How to turn your PhD into a career
Careers expert Sarah Blackford says PhD graduates need to be aware of the huge range of opportunities open to them.
Her new book, Career Planning for Research Bioscientists (Wiley Blackwell) is full of advice aimed at doctoral and postdoctoral researchers looking for a career within or outside of academia.
Based at the Lancaster Environment Centre, Sarah is the Head of Education and Public Affairs at the Society for Experimental Biology and has worked at Lancaster University for over ten years.
She said: “Postdoctoral researchers are highly skilled, highly trained people with huge potential and lots of opportunities but they need to take control of their careers.
“The concept of a job for life has long gone, but researchers have the opportunity to forge a successful career in many occupational fields.”
“Employers are interested in taking on scientists who are not afraid of technology and have associated skills such as problem solving, numeracy, analytical and critical thinking.”
These areas include research in industry, science administration, policy and communications work – or a complete change of direction.
Ian Nelson gained a PhD in Biophysics at Lancaster University and is now a sound engineer, touring the world with bands like The Prodigy and Placebo.
“I do live concerts with international rock bands touring for weeks and even months on end. This may seem glamorous on the surface, but nowadays it is a serious career.”
Ian was in a band while at university and was offered work by a sound engineering company after his PhD.
He said: “I never regret doing my PhD. It gave me a great sense of achievement.

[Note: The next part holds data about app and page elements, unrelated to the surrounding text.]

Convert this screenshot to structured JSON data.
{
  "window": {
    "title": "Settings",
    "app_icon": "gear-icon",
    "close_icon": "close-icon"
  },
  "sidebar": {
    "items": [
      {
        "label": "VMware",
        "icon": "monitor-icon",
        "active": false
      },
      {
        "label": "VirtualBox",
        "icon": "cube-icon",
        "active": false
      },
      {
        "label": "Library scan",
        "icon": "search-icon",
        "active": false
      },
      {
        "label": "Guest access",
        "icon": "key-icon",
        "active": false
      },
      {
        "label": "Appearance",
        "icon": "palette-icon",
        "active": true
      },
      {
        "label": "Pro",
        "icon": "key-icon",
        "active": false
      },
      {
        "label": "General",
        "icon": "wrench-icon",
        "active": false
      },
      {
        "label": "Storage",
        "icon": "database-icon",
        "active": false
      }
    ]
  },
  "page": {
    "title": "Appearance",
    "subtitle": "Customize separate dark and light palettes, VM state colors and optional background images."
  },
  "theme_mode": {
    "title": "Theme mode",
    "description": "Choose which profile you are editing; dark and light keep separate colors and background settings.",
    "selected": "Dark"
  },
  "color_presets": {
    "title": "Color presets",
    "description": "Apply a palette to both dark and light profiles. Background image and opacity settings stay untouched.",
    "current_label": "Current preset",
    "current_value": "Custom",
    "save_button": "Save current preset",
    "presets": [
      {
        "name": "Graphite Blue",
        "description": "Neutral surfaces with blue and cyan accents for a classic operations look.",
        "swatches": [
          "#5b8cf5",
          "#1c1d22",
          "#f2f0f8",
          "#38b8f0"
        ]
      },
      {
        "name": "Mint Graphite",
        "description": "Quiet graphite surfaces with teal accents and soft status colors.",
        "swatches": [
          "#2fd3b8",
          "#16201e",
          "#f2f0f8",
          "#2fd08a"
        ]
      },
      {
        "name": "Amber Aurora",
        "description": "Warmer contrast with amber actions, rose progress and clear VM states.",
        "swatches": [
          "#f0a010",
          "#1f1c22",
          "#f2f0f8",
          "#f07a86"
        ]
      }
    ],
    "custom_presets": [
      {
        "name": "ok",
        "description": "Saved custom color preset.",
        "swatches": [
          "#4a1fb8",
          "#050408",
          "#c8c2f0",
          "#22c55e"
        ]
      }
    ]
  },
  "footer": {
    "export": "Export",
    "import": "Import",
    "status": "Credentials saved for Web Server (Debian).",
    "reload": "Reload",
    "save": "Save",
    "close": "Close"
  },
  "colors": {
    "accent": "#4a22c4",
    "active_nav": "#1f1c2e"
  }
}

A PhD can open a lot of doors to you, not just a postdoctoral position.”
He said that sound engineering requires similar skills to those developed during his postgraduate degree.
“I had been amplifying signals, using recording instruments and employing my knowledge of maths and physics which I translated into sound engineering very easily.”
He has now been appointed as his company’s training co-ordinator, which directly draws on his experience
“You never know what life has in store for you and now that I am teaching, I can draw on the lecturing experience I gained during my PhD and transfer it into this new and exciting role.”
Sarah said Ian’s story shows how personal interests can lead to a new career.
“Personal factors and transferable skills can be as influential, if not more so, than academic knowledge depending on a person’s career ambitions”.